medicine or Western medicine.
Every time I’ve brought that up, a light bulb goes off in
people’s minds—especially people that are indigenous to the
Southwest. It’s like my Auntie Mona wrote in the forward
of my book: “If you’re out in space, you don’t see our borders. You see the Earth.” That makes sense to me, because
indigenous cultures all over the world have practiced some
type of earth medicine and still do. So, it feels uncomfortable for me to cut the world in half: to say this is Eastern and
this is Western. It feels just as important to me that I carry
on my traditions. And I love thinking that there’s someone
just like me, who may be living in India or Egypt, and they’re
carrying on their own family’s earth medicines.
You also borrow from Ayurveda and other indigenous
practices around the world. How did that start?
I was 13 when the responsibility fell into my lap to start
cooking for my family, and already many of them were diag-
nosed with diabetes and what we now consider food-related
illnesses. We ate a lot of traditional foods, but that was
overshadowed by the standard American diet (SAD), and I
just knew that I could make things that were more helpful—
that food is medicine. I first learned to cook from extended
family members back home in New Mexico, but I also
watched PBS and checked out lot of books from the public
library. I never felt like I had to cook only Mexican food or
foods of the Southwest. I made Moroccan food and Japanese
food. I made all of these different things because they were
interesting to me. That’s where my journey started.
Gradually I started looking at indigenous foods and
medicines as a whole and saw that earth medicines are
grounded and rooted in the same modalities. Even though
the teachings may be a bit different because of where people
live or because they’re rooted in religions, it still felt like
they all come from a similar place. People everywhere use
the sun for therapies and water for purification. There are
different rituals and different ways of using the elements,
but they’re really very, very similar.
I do a lot of speaking on holistic wellness and often say
that curanderismo is about working with body, mind, and
heart. That’s indigenous living. Holistic living is indigenous
living. And indigenous living is working with all of the earth
medicines. To me, it just makes sense to be a body worker
and also to work with energy and to listen to people and let them express their emotions and encourage them to stay hydrated and to eat high-frequency foods—all things
that are going to benefit them. That’s indigenous living, no
matter where you are.
Your list of kitchen supplies for recipes and rituals is very simple.
What you need is very simple. It’s also about being as local as
possible. And eating seasonally, which sounds like it should
be so easy, but I think it’s also hard for people because they
don’t even know what’s in season because we have so many
foods that are coming from around the world. I never put
anybody on a diet, but I do encourage people to eat more intuitively—which is about becoming attuned to where you are.

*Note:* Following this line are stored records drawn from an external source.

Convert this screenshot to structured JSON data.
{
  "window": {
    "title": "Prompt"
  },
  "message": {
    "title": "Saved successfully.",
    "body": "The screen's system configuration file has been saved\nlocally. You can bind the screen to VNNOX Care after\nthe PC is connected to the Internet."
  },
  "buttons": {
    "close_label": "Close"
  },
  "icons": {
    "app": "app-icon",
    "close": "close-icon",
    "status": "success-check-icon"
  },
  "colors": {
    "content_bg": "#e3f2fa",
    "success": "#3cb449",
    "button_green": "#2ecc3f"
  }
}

I don’t believe that we are stewards for the world. I think
that the world is taking care of us: The earth is taking care
of us. I believe that many people are feeling disconnected,
and I want to help people get their footing back and get
Where do your recipes come from? Are they your own creations?
Many are my own creations from trial and error. I love things
that are colorful. I love things that are extremely simple. I
don’t like things that feel intimidating for people. Some of
the body-care recipes come from trying to figure out how to make something that’s familiar to people without the
chemicals. For instance, Fierce Tigress Balm is my rendition of Tiger Balm. I loved Tiger Balm, but I didn’t want the
petroleum products. I make my own version with beeswax.
What is the way for an urban dweller to adopt earth medicine practices?
Even if you live in an apartment or a condo, it’s still about
connecting daily to the earth. If you can’t have a garden, then
make sure you have plants in your house that you care for. It’s
about opening your windows when weather permits. I find it
so intriguing that so many people never open their windows
and let in fresh air. It’s about learning what’s around you.
There are rivers and lakes and springs around every urban
area, but many people never leave their city. I can’t imagine
not being outside at some point in the day. I love, love, love to
pick plants and have them inside the house. I love to see what
is ready for foraging. I do my best to eat at least one ancestral
food a day that I’ve foraged or bought locally. It might be
making sure I have blue corn that day or red chili that day—
something that keeps me grounded.
I guess if there’s one thing I want to share from the book
it’s to trust the process and to connect with your ancestors
every single day. If that’s not part of your tradition, then
honor what your tradition is. But for me, I truly believe that
the ancestors are all around me, all the time, and they’re
encouraging me and bringing different people into my life.
There was a lot of trauma in our life as indigenous people. But
now I really feel blessed, like they’re helping so many of us
rise up and share different things that our world really does
need right now. I’m just allowing it to happen.